“That case made it very apparent to me that our system was not designed to provide justice to everyone,” Hamel says. “If you can pay a certain price or if you have a certain name, that’s your ticket to enter into the justice system, and if you can’t, you’re locked out of it.”
The case also compelled Hamel to start JTW and offer alternatives to incarceration, including the community court model.
There are 40 community courts in the U.S., located everywhere from small-town Colorado to the Bronx. Typically, a presiding judge and prosecutor’s office get permission from city officials to transform an existing municipal court into a community court. These courts handle misdemeanor cases such as low-level drug possession, trespassing and shoplifting. They do not incarcerate offenders but sentence them to community service and programs such as job training, counseling and rehab. Community members meet regularly with court officials to identify community service projects and advise the court about local issues of concern.
Hearings are supportive. A judge in a Newark community court has defendants write an essay about their goals, then discusses options with them. “The sentences are tailored to fit the individual’s needs,” Hamel says, “and to try to uplift their situation” rather than jailing them, potentially causing them to lose their job and home and resort to repeated crime.
Studies from the Center for Court Innovation suggest the courts are linked to significant increases in perceived neighborhood safety, while saving some municipalities more than $1 million a year.
“I think any ideas along that [community court] line are really excellent,” says Judge J. Matias Tafoya of the Mesa Municipal Court, which is developing a similar model for veterans and the mentally ill. “Not only does community service help society; it cuts down on jail costs and keeps the court from being a revolving door for some people. It would take a whole community effort – the police, prosecutors, city council. But if you get the community behind it, good ideas are not hard to sell.”
The Mesa court is considering a task force to explore the possibilities of a community court. In another jurisdiction Hamel is working with, “the presiding judge is completely bought in [and] has started referring to the court as a community court,” she says. Hamel hopes that this year or next, the Valley will debut Arizona’s first community court.
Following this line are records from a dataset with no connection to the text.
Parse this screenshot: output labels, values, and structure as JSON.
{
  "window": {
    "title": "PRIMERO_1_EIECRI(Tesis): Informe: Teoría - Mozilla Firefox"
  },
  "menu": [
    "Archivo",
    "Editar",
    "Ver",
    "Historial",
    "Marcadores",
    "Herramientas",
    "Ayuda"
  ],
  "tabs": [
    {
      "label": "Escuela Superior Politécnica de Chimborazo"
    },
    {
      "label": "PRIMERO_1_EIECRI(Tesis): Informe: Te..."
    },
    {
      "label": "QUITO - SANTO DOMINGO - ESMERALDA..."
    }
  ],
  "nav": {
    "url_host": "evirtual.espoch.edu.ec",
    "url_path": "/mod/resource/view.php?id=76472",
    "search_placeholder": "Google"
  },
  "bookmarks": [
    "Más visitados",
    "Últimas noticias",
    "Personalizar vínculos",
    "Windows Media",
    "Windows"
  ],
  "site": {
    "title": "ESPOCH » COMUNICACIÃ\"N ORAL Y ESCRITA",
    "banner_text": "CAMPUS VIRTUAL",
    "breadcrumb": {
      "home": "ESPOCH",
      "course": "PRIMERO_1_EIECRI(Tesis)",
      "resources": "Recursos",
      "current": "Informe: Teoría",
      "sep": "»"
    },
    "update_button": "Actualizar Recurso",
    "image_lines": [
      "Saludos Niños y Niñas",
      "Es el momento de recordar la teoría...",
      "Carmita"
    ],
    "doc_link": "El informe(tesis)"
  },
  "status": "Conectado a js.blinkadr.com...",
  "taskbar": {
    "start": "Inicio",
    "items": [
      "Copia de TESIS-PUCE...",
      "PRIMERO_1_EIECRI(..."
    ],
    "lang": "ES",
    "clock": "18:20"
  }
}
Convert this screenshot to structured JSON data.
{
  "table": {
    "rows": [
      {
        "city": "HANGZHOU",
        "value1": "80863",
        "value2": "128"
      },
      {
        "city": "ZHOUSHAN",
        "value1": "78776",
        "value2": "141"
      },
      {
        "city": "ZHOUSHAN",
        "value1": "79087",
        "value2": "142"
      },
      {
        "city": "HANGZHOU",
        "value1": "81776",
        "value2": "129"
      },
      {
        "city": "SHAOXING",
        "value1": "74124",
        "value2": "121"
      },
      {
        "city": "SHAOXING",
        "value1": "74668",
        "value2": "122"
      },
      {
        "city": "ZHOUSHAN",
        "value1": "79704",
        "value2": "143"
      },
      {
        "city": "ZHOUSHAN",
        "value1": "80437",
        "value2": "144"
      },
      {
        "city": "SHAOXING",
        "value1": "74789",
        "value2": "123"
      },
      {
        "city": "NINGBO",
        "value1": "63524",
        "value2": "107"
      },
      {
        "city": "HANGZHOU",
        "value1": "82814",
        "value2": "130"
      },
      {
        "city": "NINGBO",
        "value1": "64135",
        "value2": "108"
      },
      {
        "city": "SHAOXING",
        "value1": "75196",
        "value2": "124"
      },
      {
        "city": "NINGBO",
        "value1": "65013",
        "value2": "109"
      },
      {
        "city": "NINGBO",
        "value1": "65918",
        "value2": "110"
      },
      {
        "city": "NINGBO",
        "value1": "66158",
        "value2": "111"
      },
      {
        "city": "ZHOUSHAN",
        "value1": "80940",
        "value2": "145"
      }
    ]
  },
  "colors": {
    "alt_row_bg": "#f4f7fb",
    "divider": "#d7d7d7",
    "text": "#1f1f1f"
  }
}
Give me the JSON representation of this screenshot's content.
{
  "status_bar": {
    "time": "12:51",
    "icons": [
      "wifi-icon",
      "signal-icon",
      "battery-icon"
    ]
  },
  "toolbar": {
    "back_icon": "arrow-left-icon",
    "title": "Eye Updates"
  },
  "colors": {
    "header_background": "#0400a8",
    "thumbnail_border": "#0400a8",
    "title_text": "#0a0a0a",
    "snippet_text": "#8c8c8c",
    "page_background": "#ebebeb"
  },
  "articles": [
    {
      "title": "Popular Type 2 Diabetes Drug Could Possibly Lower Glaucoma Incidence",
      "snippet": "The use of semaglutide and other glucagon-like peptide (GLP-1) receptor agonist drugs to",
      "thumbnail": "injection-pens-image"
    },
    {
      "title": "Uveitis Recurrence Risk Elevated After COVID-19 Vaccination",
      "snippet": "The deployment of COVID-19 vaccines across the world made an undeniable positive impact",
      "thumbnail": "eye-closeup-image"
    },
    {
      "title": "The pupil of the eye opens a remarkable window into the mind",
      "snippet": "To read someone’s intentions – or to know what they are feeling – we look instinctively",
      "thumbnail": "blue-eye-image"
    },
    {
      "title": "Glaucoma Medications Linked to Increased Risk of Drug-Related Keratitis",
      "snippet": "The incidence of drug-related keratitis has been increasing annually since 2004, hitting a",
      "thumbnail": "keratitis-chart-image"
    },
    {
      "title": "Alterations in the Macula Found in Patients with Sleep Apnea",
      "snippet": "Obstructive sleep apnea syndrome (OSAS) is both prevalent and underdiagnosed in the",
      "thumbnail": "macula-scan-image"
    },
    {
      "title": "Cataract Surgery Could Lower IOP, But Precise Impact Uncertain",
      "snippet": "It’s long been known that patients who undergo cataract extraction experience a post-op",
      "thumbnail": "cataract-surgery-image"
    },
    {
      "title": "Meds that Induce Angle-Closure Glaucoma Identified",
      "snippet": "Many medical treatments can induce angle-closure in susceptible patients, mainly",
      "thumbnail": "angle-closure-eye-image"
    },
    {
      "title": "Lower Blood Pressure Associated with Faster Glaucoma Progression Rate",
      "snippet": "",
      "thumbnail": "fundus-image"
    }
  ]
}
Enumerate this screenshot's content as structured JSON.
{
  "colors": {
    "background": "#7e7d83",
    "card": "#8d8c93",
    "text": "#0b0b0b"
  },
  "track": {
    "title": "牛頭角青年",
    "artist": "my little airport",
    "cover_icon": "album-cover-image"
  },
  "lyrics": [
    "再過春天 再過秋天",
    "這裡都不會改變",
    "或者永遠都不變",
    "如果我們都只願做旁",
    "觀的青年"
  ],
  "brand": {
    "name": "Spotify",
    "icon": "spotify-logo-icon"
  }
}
Meanwhile, JTW kickstarted its Redefining Safety Initiative. Hamel has held numerous educational assemblies in Maryvale and South Phoenix, recruited 11 “promotoras,” and schooled them in criminal justice. The promotoras will host 50 total meetings, gathering grassroots ideas for promoting safety via community centers, after-school programs, mental health clinics, etc. The ideas will be presented to Phoenix City Council.
Hamel faces a rough road. She’s JTW’s sole staff member (she has two board members, plus a network of collaborators) and largely self-funds the nonprofit. But she’s willing to walk the walk: In March, she chained herself to the Arizona Capitol to protest a prison-related bill and was thrown in jail, where she repeatedly asked guards to give a pregnant inmate a mattress. (She says they refused.)
She realizes most people consider inmates the unsympathetic “other.” However, she says, “Whatever label you want to put on them, we’re talking about human beings who are important to their families, our communities, our workplaces. There’s a very strong moral argument for treating human beings with dignity and compassion. But even if you don’t want to talk about that, we should [ask], ‘How effective is this system in terms of actually helping people out?’”